Have you ever heard of a tussie-mussie? Spellcheck certainly hasn’t. Before cities had adequate fresh water and sewers, when horses filled the roads, the air was full of the foul smells of body odor and worse. A tussie-mussie was a fancy container that 18th- and 19th-century ladies could carry sweet-smelling flowers in to fight the ambient stench. Collector Irene Deitsch, who wrote Tussie-Mussies: A Collector’s Guide to Victorian Posy Holders, tells us about them.
In her book, Deitsch organizes her tussie-mussies by their materials—sterling silver, silverplate, gold, ivory, glass, porcelain, mother-of-pearl, straw—as well as their styles—handheld vs. lapel pin, bosom bottle vs. three-legged tripod. While some of these objects may be admired for their beautiful enameling or intricate etching, many are also windows into the courtship customs of privileged young ladies during the Victorian Era, particularly in England. “Some have flirting mirrors on them,” Deitsch says, “so a young women carrying a tussie-mussie could see who was behind her.” Others sport small flat surfaces holding thin sheets of ivory, upon which the names of gentlemen desiring a dance would be written.

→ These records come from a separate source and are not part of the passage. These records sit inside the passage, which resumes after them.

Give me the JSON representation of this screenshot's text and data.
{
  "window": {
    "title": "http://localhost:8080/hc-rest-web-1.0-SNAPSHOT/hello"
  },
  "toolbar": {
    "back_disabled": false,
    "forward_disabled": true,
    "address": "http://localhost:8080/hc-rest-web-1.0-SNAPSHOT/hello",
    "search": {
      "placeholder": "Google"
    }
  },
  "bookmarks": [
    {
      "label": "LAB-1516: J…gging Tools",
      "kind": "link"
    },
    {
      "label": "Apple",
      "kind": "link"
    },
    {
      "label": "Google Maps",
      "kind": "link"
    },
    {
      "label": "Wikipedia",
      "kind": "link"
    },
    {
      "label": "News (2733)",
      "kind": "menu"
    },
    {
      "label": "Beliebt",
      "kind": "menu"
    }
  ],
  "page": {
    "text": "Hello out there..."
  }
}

Learn more about tussie-mussies and how they were used, and see a gallery of lovely examples, at Collectors Weekly.